The director of the homeless service center 15 Place in downtown Mobile calls them “rainbow chasers” — unemployed, sometimes unemployable, people who’ve come to Mobile in hopes of striking oil cleanup gold.
“I would say easily since the debacle began, particularly in the last 60 or 70 days, we get two new people a day,” 15 Place Director Lyn Manz-Walters said. “I’m sure every city on the Gulf Coast would tell you the same thing.”
One man took a bus from out of state to Mobile after seeing reports on TV. He firmly believed he’d be paid $1,500 a day plus per diem.
“They’re not so much stupid as they are desperate,” Manz-Walters said.
The same phenomenon has been experienced by Waterfront Rescue Mission shelters in Mobile and Pensacola, according to Bob Ham, vice president of development for the organization. The Mobile shelter recently re-allocated more beds for transients, cutting down on drug-addiction beds.
“We’ve seen men who truly need work come to town, and some end up staying with us. Some are from Alabama and some are from elsewhere, but we are having to accommodate more people,” he said.
Agencies that serve the homeless are required by the federal government to carefully track their clients, getting them to fill out a 20-minute questionnaire that asks, among other things, the ZIP code of their last address.
While the influx of BP job hunters is measurable, what’s less clear is whether it’s linked to a perceived increase in downtown panhandling in Mobile.
Linked or not, complaints about panhandling helped bring about the Downtown Mobile Alliance’s Civic Sidewalks Task Force, which has looked into the problem and has a two-pronged plan to address it.
“We understand through research and discussions that most panhandlers aren’t homeless, but that doesn’t mean a homeless person won’t ever ask for money,” said Carol Hunter of the Downtown Alliance.
The city had a no-panhandling law on the books, she said, but it was “unenforceable” because panhandling touches on the free speech element of the First Amendment.

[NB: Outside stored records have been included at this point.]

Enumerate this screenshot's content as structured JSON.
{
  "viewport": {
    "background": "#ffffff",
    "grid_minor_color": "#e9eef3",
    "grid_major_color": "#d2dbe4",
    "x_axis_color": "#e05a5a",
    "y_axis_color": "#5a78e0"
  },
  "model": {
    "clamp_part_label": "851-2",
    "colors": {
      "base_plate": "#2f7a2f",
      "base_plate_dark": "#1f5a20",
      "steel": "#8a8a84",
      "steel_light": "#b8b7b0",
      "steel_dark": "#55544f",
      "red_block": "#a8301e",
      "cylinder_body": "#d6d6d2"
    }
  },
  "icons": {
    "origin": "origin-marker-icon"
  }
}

“What has stood the test of appeals is to have clearly defined districts where panhandling isn’t allowed for very specific reasons,” Hunter said.
An ordinance is now in the works that would identify much of the downtown entertainment district as such a area.
The other prong is an education program for downtown workers and visitors, Hunter said. “According to our peers in other cities, if panhandlers don’t make money they move on,” she said.
The teachable message: If your faith or kindness compels you to give, do so to agencies that help the homeless.
“The panhandling money doesn’t go for food or shelter because they can already get that from the help agencies,” Hunter said. “It typically goes to self-destructive behavior.”
Fliers for downtown workers will not be subtle. In poster form, they ask, “Would you give a suicidal person a loaded gun? When we give money to panhandlers it’s the same thing, only slower.”
Said 15 Place’s Manz-Walters: “I had a guy tell me that he pulled in $380 a day cash — tax free — he was paying a mortgage with this money.
“He would put on scruffies, stand on a corner with a sign, clock in and out for lunch,” she said. “When I see people giving folks like that money, I want to shake them until their teeth fall out.”
Part of the problem is that Mobilians “are the most unbelievably generous people you will ever meet,” Manz-Walters said.